"We are seeing steep declines in many of B.C.'s caribou populations, and even total losses of some," he said. "Effective restoration of already degraded habitats will ultimately be critical to recovering our caribou."
Researchers with the University of Victoria's School of Environmental Studies and InnoTech Alberta's ecosystems management unit also contributed to the study.

Link to paper:

Images (Flickr gallery):

University of British Columbia

Related Predators Articles:

To warn or to hide from predators?: New computer simulation provides answers
Some toxic animals are bright to warn predators from attacking them, and some hide the warning colors, showing them only at the very last moment when they are about to be attacked.
Dragonflies are efficient predators
A study led by the University of Turku, Finland, has found that small, fiercely predatory damselflies catch and eat hundreds of thousands of insects during a single summer -- in an area surrounding just a single pond.
Predators to spare
In 2014, a disease of epidemic proportions gripped the West Coast of the US.
Red-winged blackbird nestlings go silent when predators are near
If you're a predator that eats baby birds -- say, an American crow -- eavesdropping on the begging calls of nestlings can be an easy way to find your next meal.
A decade after the predators have gone, Galapagos Island finches are still being spooked
On some of the Galapagos Islands where human-introduced predators of Darwin's finches were eradicated over a decade ago, the finches are still acting as though they are in danger, according to research published today in the Journal of Animal Ecology.
Fear of predators causes PTSD-like changes in brains of wild animals
A new study by Western University demonstrates that the fear predators inspire can leave long-lasting traces in the neural circuitry of wild animals and induce enduringly fearful behaviour, comparable to effects seen in PTSD research.
Fear of predators increases risk of illness
Predators are not only a deadly threat to many animals, they also affect potential prey negatively simply by being nearby.
New study questions effects of reintroducing top predators
There's little evidence that reintroducing top predators to ecosystems will return them to the conditions that existed before they were wiped out, according to new research.
'Seeing' tails help sea snakes avoid predators
New research has revealed the fascinating adaptation of some Australian sea snakes that helps protect their vulnerable paddle-shaped tails from predators.
How water fleas detect predators
Water fleas of the genus Daphnia detect via chemical substances if their predators, namely Chaoborus larvae, are hunting in their vicinity.
More Predators News and Predators Current Events

Trending Science News

Current Coronavirus (COVID-19) News

Top Science Podcasts

We have hand picked the top science podcasts of 2020.
Now Playing: TED Radio Hour

Climate Mindset
In the past few months, human beings have come together to fight a global threat.

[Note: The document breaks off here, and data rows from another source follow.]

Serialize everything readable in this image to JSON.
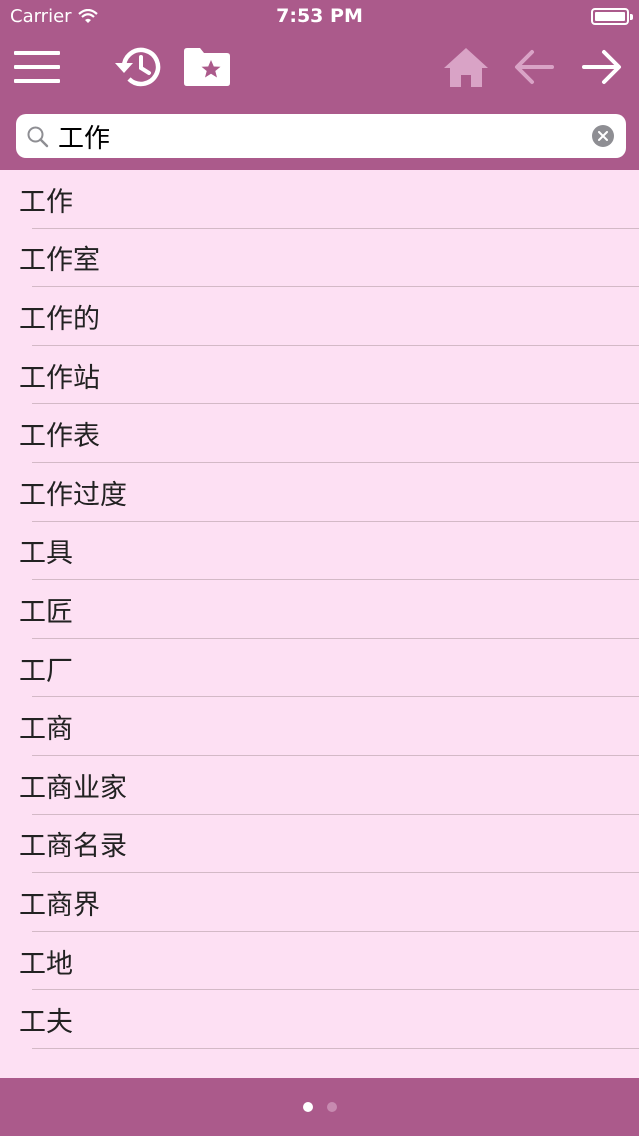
{
  "status_bar": {
    "carrier": "Carrier",
    "time": "7:53 PM"
  },
  "toolbar": {
    "icons": [
      "menu-icon",
      "history-icon",
      "favorites-folder-icon",
      "home-icon",
      "back-arrow-icon",
      "forward-arrow-icon"
    ]
  },
  "search": {
    "value": "工作",
    "placeholder": ""
  },
  "results": [
    "工作",
    "工作室",
    "工作的",
    "工作站",
    "工作表",
    "工作过度",
    "工具",
    "工匠",
    "工厂",
    "工商",
    "工商业家",
    "工商名录",
    "工商界",
    "工地",
    "工夫"
  ],
  "pager": {
    "pages": 2,
    "current": 1
  },
  "colors": {
    "bar": "#ab5a8b",
    "list_bg": "#fde0f3",
    "disabled_icon": "#d9a3c6"
  }
}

This hour, TED speakers explore how our response can be the catalyst to fight another global crisis: climate change. Guests include political strategist Tom Rivett-Carnac, diplomat Christiana Figueres, climate justice activist Xiye Bastida, and writer, illustrator, and artist Oliver Jeffers.
Now Playing: Science for the People

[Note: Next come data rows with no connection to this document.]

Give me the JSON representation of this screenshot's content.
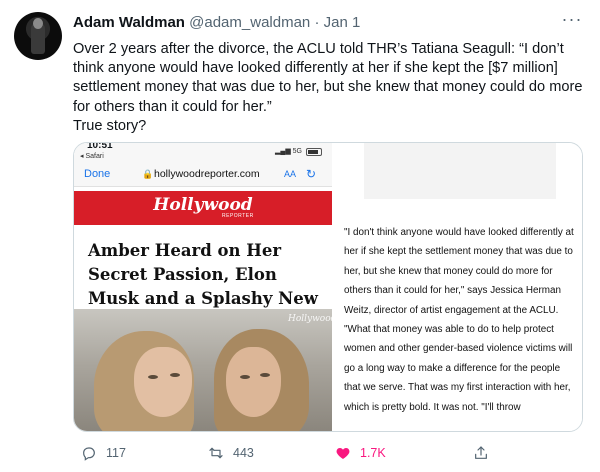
{
  "tweet": {
    "display_name": "Adam Waldman",
    "handle": "@adam_waldman",
    "separator": "·",
    "date": "Jan 1",
    "text_main": "Over 2 years after the divorce, the ACLU told THR’s Tatiana Seagull: “I don’t think anyone would have looked differently at her if she kept the [$7 million] settlement money that was due to her, but she knew that money could do more for others than it could for her.”",
    "text_tail": "True story?",
    "more_label": "···"
  },
  "media": {
    "phone": {
      "time": "10:51",
      "back_label": "◂ Safari",
      "signal_label": "▂▄▆ 5G",
      "done_label": "Done",
      "url": "hollywoodreporter.com",
      "aa_label": "AA",
      "banner_logo": "Hollywood",
      "banner_sub": "REPORTER",
      "headline": "Amber Heard on Her Secret Passion, Elon Musk and a Splashy New Role",
      "photo_watermark": "Hollywood"
    },
    "article": {
      "quote": "\"I don't think anyone would have looked differently at her if she kept the settlement money that was due to her, but she knew that money could do more for others than it could for her,\" says Jessica Herman Weitz, director of artist engagement at the ACLU. \"What that money was able to do to help protect women and other gender-based violence victims will go a long way to make a difference for the people that we serve. That was my first interaction with her, which is pretty bold. It was not. \"I'll throw"
    }
  },
  "actions": {
    "reply_count": "117",
    "retweet_count": "443",
    "like_count": "1.7K",
    "like_color": "#f91880"
  }
}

#562 Superbug to Bedside
By now we're all good and scared about antibiotic resistance, one of the many things coming to get us all. But there's good news, sort of. News antibiotics are coming out! How do they get tested? What does that kind of a trial look like and how does it happen? Host Bethany Brookeshire talks with Matt McCarthy, author of "Superbugs: The Race to Stop an Epidemic", about the ins and outs of testing a new antibiotic in the hospital.
Now Playing: Radiolab

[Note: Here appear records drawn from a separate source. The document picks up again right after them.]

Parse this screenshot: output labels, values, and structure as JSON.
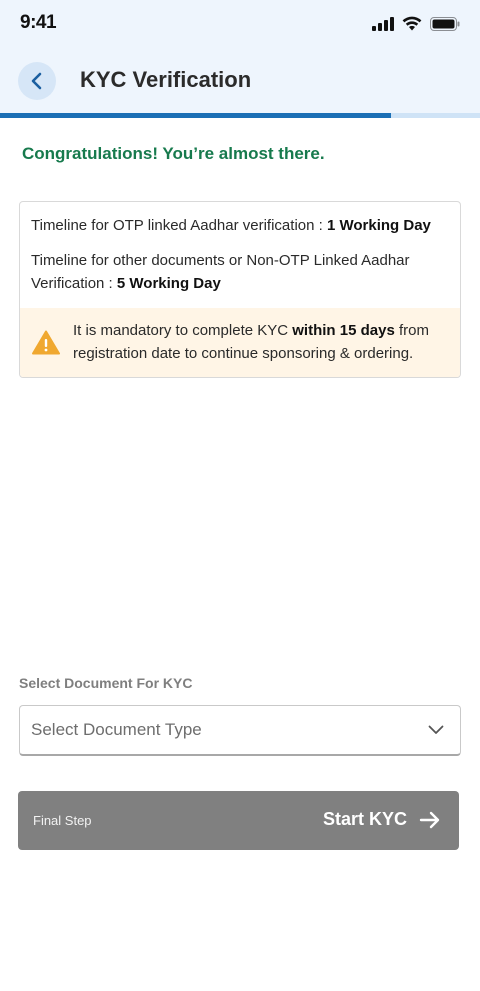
{
  "status_bar": {
    "time": "9:41"
  },
  "header": {
    "title": "KYC Verification"
  },
  "progress": {
    "fraction": 0.815
  },
  "congrats_text": "Congratulations! You’re almost there.",
  "timeline": {
    "otp_prefix": "Timeline for OTP linked Aadhar verification : ",
    "otp_value": "1 Working Day",
    "other_prefix": "Timeline for other documents or Non-OTP Linked Aadhar Verification : ",
    "other_value": "5 Working Day"
  },
  "warning": {
    "prefix": "It is mandatory to complete KYC ",
    "emphasis": "within 15 days",
    "suffix": " from registration date to continue sponsoring & ordering."
  },
  "document_select": {
    "label": "Select Document For KYC",
    "placeholder": "Select Document Type"
  },
  "start_button": {
    "hint": "Final Step",
    "label": "Start KYC"
  },
  "colors": {
    "accent": "#1b6fb5",
    "success": "#177a4d",
    "warning": "#f0a830",
    "button_disabled": "#808080"
  }
}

Speedy Beet
There are few musical moments more well-worn than the first four notes of Beethoven's Fifth Symphony. But in this short, we find out that Beethoven might have made a last-ditch effort to keep his music from ever feeling familiar, to keep pushing his listeners to a kind of psychological limit. Big thanks to our Brooklyn Philharmonic musicians: Deborah Buck and Suzy Perelman on violin, Arash Amini on cello, and Ah Ling Neu on viola. And check out The First Four Notes, Matthew Guerrieri's book on Beethoven's Fifth. Support Radiolab today at